* _SUPPLIED RECORDS_
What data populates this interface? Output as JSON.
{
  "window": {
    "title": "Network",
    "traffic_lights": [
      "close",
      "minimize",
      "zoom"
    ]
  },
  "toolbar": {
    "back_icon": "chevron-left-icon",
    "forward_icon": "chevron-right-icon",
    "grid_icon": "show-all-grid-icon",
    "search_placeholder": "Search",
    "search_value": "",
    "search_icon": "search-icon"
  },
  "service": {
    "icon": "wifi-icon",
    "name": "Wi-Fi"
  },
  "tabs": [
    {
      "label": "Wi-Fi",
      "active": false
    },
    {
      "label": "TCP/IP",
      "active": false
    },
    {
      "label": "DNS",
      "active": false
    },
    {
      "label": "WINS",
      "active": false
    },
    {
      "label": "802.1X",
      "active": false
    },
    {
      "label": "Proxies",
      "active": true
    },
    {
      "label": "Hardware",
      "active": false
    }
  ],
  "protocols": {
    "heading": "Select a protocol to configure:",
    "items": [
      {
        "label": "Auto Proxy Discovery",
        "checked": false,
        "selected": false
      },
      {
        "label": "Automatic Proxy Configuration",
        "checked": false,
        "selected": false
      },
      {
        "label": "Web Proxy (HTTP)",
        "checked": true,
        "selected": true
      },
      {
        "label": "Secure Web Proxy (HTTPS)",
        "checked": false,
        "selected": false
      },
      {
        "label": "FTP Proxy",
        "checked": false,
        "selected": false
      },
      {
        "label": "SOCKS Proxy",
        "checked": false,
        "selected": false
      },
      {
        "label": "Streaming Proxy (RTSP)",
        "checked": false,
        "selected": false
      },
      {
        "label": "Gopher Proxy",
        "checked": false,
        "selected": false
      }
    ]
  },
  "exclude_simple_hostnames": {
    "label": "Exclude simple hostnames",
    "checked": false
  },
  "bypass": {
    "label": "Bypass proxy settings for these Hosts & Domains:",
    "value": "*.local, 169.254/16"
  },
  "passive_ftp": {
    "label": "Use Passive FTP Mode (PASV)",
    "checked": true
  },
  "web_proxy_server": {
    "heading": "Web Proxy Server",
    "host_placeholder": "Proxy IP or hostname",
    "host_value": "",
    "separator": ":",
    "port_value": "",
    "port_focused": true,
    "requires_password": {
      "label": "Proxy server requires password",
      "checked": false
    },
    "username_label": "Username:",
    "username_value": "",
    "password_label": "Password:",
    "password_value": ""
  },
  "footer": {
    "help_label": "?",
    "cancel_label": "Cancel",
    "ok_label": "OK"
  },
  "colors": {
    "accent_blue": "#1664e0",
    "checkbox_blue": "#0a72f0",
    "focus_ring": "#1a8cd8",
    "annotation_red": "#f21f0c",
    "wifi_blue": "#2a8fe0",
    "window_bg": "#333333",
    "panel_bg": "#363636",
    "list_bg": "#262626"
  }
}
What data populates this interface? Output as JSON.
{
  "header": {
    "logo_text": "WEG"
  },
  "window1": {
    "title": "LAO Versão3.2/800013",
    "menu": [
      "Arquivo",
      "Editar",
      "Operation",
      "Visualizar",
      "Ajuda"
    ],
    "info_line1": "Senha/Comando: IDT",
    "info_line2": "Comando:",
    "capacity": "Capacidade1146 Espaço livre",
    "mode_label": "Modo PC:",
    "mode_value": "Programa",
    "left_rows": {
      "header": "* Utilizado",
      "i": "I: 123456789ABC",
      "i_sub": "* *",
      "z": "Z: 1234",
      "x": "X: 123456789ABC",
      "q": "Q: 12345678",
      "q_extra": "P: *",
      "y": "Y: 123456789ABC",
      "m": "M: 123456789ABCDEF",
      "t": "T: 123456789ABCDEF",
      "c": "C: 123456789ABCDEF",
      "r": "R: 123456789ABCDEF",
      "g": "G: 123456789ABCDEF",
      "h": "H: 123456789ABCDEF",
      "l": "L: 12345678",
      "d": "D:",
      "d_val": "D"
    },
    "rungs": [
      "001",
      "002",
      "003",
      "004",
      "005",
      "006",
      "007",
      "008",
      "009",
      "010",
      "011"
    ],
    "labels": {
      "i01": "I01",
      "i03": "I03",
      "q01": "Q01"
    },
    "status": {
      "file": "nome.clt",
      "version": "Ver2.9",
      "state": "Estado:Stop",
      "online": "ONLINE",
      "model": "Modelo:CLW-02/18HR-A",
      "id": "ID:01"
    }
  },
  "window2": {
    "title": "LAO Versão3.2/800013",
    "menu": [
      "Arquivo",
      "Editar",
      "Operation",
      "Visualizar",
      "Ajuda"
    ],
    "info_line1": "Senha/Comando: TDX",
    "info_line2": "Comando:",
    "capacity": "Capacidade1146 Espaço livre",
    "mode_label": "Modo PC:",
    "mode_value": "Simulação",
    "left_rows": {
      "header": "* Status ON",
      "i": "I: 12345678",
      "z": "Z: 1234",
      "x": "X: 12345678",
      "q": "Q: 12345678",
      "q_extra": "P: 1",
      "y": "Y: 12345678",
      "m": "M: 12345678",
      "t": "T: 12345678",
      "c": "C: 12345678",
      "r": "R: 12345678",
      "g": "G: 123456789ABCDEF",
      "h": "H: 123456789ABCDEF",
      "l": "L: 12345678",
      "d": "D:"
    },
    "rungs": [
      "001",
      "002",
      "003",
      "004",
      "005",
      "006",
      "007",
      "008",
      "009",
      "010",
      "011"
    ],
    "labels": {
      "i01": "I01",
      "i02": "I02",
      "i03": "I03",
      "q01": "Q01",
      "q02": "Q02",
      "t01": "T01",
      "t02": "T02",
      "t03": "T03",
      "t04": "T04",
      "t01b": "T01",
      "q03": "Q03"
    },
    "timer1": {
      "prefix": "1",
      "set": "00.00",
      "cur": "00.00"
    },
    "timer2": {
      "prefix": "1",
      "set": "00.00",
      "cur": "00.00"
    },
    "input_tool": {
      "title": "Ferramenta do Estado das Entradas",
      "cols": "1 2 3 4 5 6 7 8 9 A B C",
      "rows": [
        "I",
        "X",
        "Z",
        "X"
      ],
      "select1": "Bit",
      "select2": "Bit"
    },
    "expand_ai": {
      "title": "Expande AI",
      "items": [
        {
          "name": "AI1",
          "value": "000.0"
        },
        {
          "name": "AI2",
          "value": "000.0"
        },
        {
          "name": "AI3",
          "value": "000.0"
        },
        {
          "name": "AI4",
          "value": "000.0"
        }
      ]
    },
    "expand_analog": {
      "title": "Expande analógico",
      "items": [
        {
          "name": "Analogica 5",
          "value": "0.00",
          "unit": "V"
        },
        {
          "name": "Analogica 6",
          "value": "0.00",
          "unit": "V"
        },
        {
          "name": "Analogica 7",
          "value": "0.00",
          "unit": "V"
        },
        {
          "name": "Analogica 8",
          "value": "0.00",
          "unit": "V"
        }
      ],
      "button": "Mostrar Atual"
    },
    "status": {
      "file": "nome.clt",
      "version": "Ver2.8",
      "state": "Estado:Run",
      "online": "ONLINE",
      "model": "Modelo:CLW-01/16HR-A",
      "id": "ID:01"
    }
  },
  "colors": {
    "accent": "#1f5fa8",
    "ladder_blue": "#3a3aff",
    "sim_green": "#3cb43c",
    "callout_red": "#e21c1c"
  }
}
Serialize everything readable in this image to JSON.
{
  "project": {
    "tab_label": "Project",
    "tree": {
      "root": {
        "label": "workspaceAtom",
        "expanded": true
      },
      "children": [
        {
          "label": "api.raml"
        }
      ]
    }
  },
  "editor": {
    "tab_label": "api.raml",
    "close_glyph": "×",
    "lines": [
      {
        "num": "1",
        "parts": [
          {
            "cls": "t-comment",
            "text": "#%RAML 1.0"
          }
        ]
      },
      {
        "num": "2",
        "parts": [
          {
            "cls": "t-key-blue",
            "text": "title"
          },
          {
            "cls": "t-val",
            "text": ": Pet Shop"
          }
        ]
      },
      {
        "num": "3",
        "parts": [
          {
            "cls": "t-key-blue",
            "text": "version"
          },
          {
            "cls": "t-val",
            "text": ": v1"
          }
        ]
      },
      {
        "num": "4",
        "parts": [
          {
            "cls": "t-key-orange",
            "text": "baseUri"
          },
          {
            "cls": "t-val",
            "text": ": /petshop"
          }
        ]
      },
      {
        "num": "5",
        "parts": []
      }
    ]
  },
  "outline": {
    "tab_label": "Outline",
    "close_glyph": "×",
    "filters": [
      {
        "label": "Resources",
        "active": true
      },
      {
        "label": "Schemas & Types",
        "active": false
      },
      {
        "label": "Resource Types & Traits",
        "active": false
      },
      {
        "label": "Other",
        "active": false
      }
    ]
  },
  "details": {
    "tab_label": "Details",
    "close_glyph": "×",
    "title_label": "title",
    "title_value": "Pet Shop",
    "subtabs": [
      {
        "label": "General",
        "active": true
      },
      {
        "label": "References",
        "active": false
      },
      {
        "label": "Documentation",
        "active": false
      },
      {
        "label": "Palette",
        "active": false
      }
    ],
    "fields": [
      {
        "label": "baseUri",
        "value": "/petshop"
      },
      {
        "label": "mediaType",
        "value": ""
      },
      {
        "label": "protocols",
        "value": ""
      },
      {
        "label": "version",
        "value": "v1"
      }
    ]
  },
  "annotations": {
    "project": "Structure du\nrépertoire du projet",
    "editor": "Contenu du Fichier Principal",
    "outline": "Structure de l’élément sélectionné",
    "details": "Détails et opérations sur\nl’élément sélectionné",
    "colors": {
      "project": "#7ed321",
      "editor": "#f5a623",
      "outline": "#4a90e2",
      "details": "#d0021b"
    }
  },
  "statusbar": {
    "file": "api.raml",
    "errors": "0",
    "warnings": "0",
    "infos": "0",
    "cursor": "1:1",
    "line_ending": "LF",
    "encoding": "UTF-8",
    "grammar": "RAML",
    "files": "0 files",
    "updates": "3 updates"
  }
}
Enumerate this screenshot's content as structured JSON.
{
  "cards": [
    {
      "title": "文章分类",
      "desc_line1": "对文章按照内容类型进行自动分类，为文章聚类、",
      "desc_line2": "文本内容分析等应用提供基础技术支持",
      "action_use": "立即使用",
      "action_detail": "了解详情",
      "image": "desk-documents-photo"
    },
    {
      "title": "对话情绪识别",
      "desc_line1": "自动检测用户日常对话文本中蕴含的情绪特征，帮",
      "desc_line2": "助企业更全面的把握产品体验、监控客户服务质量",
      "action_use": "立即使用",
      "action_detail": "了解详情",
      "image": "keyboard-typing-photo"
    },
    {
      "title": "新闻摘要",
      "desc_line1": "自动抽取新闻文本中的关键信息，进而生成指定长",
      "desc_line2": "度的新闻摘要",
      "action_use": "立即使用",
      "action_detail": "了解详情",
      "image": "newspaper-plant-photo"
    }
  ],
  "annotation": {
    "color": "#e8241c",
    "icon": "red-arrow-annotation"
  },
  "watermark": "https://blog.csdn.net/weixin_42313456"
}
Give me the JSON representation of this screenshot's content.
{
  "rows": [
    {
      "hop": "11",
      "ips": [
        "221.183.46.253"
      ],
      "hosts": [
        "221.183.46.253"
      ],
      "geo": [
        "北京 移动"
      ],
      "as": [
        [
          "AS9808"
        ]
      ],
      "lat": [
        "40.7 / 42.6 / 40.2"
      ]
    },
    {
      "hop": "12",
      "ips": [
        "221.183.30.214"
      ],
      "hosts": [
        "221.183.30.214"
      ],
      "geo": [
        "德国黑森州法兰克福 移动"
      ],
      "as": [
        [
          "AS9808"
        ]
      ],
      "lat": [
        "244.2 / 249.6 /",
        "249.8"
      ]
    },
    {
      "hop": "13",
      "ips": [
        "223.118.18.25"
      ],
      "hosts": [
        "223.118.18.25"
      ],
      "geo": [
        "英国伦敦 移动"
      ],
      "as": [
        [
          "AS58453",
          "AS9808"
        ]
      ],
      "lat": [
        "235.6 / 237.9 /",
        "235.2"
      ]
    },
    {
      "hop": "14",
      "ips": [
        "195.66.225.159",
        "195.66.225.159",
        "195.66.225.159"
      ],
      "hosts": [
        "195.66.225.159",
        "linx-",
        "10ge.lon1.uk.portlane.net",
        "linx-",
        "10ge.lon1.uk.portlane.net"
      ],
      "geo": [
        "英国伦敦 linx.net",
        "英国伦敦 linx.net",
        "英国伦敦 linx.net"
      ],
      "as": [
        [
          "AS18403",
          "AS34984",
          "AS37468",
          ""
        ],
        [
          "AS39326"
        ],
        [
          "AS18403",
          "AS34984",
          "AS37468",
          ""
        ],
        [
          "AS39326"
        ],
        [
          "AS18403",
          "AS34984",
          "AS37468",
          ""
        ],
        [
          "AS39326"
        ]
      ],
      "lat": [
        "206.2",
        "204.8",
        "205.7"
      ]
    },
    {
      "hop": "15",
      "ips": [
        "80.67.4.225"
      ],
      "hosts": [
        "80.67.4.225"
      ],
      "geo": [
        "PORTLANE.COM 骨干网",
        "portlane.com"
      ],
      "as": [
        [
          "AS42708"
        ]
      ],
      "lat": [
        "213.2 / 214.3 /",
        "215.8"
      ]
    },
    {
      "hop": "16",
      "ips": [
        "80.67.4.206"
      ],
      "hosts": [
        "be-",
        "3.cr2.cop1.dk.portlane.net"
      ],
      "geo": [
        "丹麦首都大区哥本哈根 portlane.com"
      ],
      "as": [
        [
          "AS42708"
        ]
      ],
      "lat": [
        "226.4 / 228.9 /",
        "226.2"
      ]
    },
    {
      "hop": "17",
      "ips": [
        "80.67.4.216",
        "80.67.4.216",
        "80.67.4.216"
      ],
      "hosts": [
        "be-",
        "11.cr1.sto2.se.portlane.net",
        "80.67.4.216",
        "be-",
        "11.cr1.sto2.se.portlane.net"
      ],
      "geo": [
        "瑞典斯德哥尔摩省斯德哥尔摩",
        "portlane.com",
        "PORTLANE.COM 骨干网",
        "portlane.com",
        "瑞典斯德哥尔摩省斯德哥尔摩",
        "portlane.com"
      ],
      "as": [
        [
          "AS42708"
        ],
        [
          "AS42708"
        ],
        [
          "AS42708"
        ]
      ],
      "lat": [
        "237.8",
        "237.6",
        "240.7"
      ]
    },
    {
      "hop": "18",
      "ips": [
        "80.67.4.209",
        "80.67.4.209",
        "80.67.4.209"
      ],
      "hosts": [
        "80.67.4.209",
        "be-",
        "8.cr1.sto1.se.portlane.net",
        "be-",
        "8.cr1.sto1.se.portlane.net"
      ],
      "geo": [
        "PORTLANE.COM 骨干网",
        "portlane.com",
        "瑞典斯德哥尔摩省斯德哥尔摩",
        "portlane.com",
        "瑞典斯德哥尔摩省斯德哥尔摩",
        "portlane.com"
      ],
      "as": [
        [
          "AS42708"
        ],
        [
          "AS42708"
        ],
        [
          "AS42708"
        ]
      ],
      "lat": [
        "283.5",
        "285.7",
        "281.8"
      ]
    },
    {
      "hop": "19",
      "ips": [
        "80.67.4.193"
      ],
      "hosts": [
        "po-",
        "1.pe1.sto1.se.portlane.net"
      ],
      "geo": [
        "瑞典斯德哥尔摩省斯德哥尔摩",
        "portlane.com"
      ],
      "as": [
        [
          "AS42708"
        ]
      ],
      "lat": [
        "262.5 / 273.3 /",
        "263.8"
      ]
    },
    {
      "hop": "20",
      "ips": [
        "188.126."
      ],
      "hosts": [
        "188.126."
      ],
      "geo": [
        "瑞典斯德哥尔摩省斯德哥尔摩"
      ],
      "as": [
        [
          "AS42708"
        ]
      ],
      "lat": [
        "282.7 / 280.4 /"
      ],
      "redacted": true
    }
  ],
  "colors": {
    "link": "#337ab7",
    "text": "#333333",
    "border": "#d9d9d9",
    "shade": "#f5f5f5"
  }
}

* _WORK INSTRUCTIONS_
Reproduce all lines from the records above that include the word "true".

* _RESPONSE FOR THIS EXERCISE_
      "active": true
        "checked": true,
        "selected": true
    "checked": true
    "port_focused": true,
        "expanded": true
        "active": true
        "active": true
      "redacted": true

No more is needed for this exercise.